It is no mystery why Great Plains farmers irrigate. My farming father and grandfathers struggled against the weather odds in our dry western end of Kansas their whole lives. It seldom rained enough, and each year they took a gut-wrenching gamble planting their wheat.
In the late 1960s, technology came to the rescue. My father put in his first irrigation well. With well water, he could engineer his own rainfall and also grow more lucrative crops such as corn and soybeans. When his old heart finally failed him 30 years after he began irrigating, he owned five wells.
Our farm’s original well happens to be among those monitored by the Kansas Geological Survey.

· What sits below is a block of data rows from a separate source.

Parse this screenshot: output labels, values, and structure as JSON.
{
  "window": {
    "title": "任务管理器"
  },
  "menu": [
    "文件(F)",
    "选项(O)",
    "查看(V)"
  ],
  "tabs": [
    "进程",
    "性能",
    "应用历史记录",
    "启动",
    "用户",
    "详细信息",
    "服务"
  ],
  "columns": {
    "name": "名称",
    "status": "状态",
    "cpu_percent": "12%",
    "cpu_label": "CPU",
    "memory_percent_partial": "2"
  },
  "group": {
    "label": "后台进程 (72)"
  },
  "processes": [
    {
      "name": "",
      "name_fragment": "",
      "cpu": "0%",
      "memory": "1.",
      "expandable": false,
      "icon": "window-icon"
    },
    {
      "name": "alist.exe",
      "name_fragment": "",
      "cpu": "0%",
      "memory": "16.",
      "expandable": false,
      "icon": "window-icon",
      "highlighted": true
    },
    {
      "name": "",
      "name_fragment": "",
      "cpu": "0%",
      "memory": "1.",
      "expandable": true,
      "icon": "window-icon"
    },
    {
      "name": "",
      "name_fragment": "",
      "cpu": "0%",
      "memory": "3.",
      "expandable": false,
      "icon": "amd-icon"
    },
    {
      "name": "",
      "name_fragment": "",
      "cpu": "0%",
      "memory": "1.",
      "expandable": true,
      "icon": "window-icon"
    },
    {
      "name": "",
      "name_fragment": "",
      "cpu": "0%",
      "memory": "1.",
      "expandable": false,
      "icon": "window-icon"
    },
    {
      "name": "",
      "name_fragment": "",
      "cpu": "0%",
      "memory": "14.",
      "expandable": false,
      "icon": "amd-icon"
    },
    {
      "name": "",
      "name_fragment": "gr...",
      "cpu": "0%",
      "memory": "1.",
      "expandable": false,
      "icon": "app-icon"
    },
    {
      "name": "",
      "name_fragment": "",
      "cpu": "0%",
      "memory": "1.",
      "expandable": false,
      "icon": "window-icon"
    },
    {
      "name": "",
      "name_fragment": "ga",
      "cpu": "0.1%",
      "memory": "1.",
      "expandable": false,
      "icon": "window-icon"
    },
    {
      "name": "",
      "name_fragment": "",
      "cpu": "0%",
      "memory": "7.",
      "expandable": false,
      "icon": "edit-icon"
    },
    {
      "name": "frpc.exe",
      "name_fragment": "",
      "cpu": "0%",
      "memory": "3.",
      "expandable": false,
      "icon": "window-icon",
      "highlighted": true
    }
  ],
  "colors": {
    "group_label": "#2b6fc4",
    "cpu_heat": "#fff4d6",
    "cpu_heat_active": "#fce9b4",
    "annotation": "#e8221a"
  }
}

I visited the agency’s Web site recently and was as dismayed by a graph there as I had been watching my father’s failing vital signs on the hospital monitor. Both tracked the approach of death — with one significant difference. My father died naturally at the end of a normal human lifespan. We are killing much of the Ogallala Aquifer, draining water that took thousands of years to accumulate. Without this waste, the water would sustain life for many generations to come.

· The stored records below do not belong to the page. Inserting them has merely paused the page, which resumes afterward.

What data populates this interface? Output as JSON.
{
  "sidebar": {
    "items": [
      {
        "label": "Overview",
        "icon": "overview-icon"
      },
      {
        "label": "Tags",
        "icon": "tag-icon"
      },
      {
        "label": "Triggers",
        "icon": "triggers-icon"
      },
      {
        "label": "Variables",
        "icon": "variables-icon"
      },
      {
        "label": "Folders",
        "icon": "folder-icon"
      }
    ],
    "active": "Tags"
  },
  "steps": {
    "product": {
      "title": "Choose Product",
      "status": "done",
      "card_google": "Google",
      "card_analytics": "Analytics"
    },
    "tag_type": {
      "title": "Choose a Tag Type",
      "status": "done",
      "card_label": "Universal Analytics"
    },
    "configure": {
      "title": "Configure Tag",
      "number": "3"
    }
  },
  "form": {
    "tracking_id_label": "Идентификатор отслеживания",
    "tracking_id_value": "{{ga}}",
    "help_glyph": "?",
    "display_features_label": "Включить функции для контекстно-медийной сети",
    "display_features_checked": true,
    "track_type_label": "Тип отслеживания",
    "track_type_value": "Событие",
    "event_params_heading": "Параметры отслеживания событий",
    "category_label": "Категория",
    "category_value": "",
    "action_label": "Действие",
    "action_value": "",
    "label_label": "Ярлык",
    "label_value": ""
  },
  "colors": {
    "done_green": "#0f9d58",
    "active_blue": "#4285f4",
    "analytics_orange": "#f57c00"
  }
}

During his evolution from dryland to irrigated farming, my father became part of a system that can’t be sustained, because it depends on burning nonrenewable energy to pump nonrenewable water from this ancient aquifer, which stretches from South Dakota to Texas. Most of this energy and water goes into producing corn that is then fed to cattle.
To grow corn, farmers plowed up more of their grass.
“How else could we feed the world?” my father would say when I lamented the loss.
But he could have fed the world more healthfully and less wastefully if he had skipped the corn and shipped beef directly from his grass to the table. Compared with grain-fattened feedlot beef, grass-fed beef is much lower in artery-clogging saturated fat and contains more omega-3 fatty acids, which are thought to aid cardiovascular health. When we eat meat from grass-fed animals, we profit from their ability to convert protein from a self-renewing resource, the grasses that grew here in the first place.
I used to accuse my father of being environmentally insensitive. He knew that the aquifer was finite and allowed that “they will have to stop us eventually” — they being the government.
“Until they do, though,” he said, “I got mine!”
He loved to infuriate me with that response. I especially hated that the federal farm program underwrote the waste by offering price supports for corn.
But as one of my father’s profiteering heirs, now I too am part of the entrenched and inefficient system. Turning off the spigots would reduce the flow of cash land rent into my pocket by two-thirds.
That prospect troubles me. But not as much as other numbers. There are more than 880 irrigation wells in our county. Out of our five alone we have pumped more than 6 billion gallons of water. That’s enough to keep the 5,000 people of Goodland, the town nearest our farm, in water for more than 10 years. An aquarium covering a football field would need walls over 2.5 miles high to hold that much water.
Our farm recently signed up for a government conservation program that is helping us cut our water use by 50 percent. But even at this rate we are wasting water.
The time has come for “them” to stop us — all of us. Instead of price supports for corn, Plains farmers need help switching back to dryland crops or grass-fed livestock. Among the dryland crops may be seed sources of oil that could be turned into biodiesel, reducing our nation’s dependence on fossil fuels.
I would vote for any legislator who pushes to end irrigation out of the Ogallala. I believe that I am not the only farmer or farm heir who would. We grew up on this land drinking this water, and know its real value can’t be measured monetarily. We will rally behind genuine leaders who will argue their own consciences and awaken ours.
JULENE BAIR is author of “One Degree West: Reflections of a Plainsdaughter.” She wrote this essay for the Land Institute’s Prairie Writers Circle, Salina, Kan.